“It is with profound sadness that I am announcing I am stepping down from my position as chief of police ,” Tom Jackson said in a statement published first by the St. Louis Post-Dispatch.
“My resignation will be effective March 19, 2015 to provide for an orderly transition of command. It has been an honor and a privilege to serve this great city and to serve with all of you. I will continue to assist the city in any way I can in my capacity as private citizen,” Jackson wrote, according to a letter published by the paper on Wednesday afternoon.
Meanwhile, the City of Ferguson issued a statement calling Jackson's resignation "a mutual decision," adding that he will receive severance pay for one year as well as health insurance. Once he officially steps down on March 19, Lt. Col. Al Eikhoff will take over as acting police chief.
In a press conference, Ferguson Mayor James Knowles III said the severance pay amounts to "roughly $100,000," and that the city will conduct a nationwide search for a new police chief. He said Jackson's decision to resign was made in the best interest of the city.
Asked if all the recent resignations are an admission that the Justice Department report was valid and that the problems described in it were real, Knowles reiterated that Jackson's resignation was a mutual decision and officials have not admitted wrongdoing.
Asked about the possibility that leadership of the police force would be moved beyond the city's control – Attorney General Eric Holder recently said dismantling the agency is possible, if necessary – Knowles said city is committed to keeping the department under its control.
"The City of Ferguson looks to become an example of how a community can move forward in the face of adversity," he said, adding that he is committed to addressing the concerns laid out in the DoJ report
News of Jackson’s resignation surfaced only a day after the Ferguson City Council unanimously agreed to terminate John Shaw from the position of city manager, adding yet another change-up to the St. Louis suburb in the wake of last week’s DoJ report.
According to the 105-page report, federal investigators uncovered “a pattern or practice of unlawful conduct within the Ferguson Police Department that violates the First, Fourth and Fourteenth Amendments to the United States Constitution, and federal statutory law.”
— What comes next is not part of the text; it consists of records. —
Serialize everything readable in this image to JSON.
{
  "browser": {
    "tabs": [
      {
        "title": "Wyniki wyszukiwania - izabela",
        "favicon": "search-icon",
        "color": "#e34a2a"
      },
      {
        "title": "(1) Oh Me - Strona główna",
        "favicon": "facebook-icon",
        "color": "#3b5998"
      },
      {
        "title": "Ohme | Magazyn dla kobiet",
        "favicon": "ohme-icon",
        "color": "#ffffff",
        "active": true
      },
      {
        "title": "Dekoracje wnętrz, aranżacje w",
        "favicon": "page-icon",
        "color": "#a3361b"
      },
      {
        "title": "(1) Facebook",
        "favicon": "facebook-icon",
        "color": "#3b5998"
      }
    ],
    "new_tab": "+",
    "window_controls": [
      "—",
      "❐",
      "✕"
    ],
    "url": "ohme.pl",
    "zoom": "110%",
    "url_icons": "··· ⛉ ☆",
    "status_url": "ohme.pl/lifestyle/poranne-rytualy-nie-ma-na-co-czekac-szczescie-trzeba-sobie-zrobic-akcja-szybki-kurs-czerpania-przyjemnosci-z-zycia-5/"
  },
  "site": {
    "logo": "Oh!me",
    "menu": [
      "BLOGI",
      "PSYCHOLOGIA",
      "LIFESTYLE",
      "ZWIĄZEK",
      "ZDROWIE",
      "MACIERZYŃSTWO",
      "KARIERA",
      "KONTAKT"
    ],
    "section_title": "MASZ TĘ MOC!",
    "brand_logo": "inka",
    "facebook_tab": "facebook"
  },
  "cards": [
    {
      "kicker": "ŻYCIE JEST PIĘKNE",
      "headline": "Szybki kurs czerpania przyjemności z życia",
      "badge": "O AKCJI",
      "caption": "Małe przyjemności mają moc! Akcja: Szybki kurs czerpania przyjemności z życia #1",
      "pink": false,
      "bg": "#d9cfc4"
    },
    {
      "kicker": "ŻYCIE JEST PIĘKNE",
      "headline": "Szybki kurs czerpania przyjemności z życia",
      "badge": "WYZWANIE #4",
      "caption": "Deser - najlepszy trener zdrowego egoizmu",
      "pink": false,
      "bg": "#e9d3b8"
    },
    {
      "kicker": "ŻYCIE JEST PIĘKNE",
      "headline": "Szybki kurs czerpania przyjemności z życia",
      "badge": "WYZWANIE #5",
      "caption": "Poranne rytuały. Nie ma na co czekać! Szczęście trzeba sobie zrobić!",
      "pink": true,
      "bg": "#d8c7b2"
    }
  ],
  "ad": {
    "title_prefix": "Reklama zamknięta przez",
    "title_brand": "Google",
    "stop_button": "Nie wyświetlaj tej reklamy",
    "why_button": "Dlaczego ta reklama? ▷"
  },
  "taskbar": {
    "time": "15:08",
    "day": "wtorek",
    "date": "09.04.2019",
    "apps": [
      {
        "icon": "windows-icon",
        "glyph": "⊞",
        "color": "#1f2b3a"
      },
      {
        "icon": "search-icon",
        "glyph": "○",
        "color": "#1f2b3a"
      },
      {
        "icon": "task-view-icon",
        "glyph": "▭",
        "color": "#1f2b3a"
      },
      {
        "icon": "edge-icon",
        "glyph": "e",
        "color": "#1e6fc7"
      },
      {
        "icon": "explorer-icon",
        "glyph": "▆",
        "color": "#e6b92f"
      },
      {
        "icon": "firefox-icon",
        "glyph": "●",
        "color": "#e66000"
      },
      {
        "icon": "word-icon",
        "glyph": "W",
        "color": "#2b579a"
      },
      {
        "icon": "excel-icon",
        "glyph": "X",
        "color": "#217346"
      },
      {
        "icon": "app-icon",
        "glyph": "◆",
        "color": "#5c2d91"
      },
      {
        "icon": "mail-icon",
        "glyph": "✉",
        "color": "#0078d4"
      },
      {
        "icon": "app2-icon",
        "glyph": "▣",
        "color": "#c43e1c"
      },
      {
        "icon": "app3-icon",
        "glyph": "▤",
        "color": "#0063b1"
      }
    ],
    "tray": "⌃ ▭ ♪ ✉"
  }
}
— NPR News (@nprnews) March 11, 2015
United States Attorney General Eric Holder said he was “shocked” by the probe’s findings after its release became public, and told reporters that he would be willing to dismantle the city’s police force if necessary. In the aftermath of the report’s publication, at least one member of the Ferguson Police Department was fired and two others resigned.
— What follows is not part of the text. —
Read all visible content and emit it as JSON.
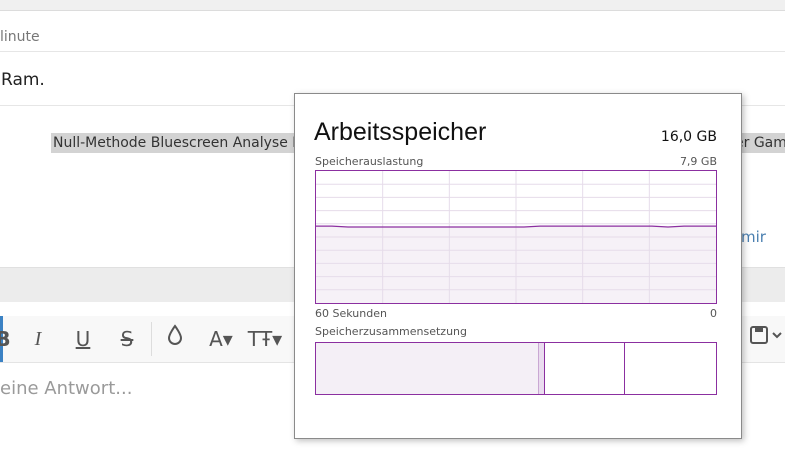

The DoJ report, released on Wednesday last week, was the culmination of a six-month probe spawned by the August 2014 shooting death of Michael Brown, an unarmed African-American teenager who was killed by a member of the Ferguson Police Department, Darren Wilson.
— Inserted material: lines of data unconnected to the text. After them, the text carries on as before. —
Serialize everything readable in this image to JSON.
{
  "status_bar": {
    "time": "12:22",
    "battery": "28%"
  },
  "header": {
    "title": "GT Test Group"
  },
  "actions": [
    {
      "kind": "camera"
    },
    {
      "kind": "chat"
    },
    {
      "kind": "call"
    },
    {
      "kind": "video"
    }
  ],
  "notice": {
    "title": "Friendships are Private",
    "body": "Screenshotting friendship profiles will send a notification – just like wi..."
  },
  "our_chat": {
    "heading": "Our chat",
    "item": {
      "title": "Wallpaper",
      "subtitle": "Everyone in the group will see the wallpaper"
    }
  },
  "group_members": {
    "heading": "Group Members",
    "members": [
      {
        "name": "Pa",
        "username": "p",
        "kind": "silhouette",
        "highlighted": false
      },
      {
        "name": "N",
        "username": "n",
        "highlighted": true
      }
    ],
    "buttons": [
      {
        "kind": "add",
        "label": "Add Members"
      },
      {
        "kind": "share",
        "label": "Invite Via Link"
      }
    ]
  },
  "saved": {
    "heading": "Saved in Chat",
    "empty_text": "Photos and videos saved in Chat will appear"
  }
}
“Ferguson’s police and municipal court practices have sown deep mistrust between parts of the community and the police department, undermining law enforcement legitimacy among African Americans in particular,” the investigation determined.
Also last week, the Justice Dept. said an investigation into the Brown killing prompted authorities to decline to charge Wilson with any federal civil rights violations.
The Aug. 2014 shooting death initially prompted local, then national, protests which were amplified by similar incidents in recent months in which officers of the law were accused of using unnecessary force on African-Americans – especially in cases where the victim is reported to have been injured or killed while unarmed.
“I’m going to stay and see this through,” Chief Jackson said in October as demonstrations intensified. “I report to the city manager, period. And as long as he and the council support me, then I intend to stay.”
The City Council of Ferguson voted 7-0 on Tuesday evening to terminate Shaw from the position of city manager, and a nationwide hunt for a replacement is reportedly underway.